Amount and Time
You don't have to drown your chops in milk. For every pound of of pork chops, use approximately 1/3 cup of milk. Cookbook author Rose Reisman says two hours of marination is long enough to get some benefit, but an overnight soak is best.
Herbs and Spice and Everything Nice
Fresh herbs such as rosemary and sage complement the mild flavor of pork chops. Add these to the milk as you marinate the meat. Alternatively, use a little dry thyme and basil. Drain the marinade off the chops if you plan on sauteing, grilling or broiling them.
Marinade Makes the Meal

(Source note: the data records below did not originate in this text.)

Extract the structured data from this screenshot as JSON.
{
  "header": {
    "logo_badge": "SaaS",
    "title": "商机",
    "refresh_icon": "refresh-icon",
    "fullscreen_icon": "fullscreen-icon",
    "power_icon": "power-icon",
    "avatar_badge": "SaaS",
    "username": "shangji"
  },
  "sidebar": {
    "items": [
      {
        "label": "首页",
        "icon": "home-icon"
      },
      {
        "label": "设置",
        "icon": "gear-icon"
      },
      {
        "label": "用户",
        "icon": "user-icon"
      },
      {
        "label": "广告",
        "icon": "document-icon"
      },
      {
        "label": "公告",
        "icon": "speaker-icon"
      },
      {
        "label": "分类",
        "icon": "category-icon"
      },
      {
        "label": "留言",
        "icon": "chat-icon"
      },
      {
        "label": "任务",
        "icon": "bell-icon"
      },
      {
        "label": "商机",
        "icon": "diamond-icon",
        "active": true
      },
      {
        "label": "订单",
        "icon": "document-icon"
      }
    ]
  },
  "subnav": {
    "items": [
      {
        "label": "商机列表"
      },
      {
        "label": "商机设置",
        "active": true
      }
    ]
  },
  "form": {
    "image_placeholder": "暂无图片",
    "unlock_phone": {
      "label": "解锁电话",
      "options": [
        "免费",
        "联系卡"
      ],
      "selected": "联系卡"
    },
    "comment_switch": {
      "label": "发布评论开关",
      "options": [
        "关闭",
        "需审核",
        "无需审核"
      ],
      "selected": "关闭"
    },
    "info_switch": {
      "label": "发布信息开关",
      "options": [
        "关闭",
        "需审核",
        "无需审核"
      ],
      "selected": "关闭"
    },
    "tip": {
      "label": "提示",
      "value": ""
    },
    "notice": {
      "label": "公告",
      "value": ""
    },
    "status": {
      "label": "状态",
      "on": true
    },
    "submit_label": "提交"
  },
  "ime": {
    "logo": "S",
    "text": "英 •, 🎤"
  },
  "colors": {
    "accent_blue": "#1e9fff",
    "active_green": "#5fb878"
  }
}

The milk you soak the chops in can also serve as the base of a sauce for a delectable pork chop dinner. After removing the chops from the milk, pat them dry and brown them in a pan with onions, garlic and liberal amounts of butter. Add the milk marinade to the pan and turn to a low heat so that the chops simmer as the milk reduces. Classic Italian renditions include a bit of lemon zest to add more flavor dimension. The milk will curdle slightly but create a thick sauce. When the chops are fully cooked, serve over rice or potatoes and top with a bit of the sauce.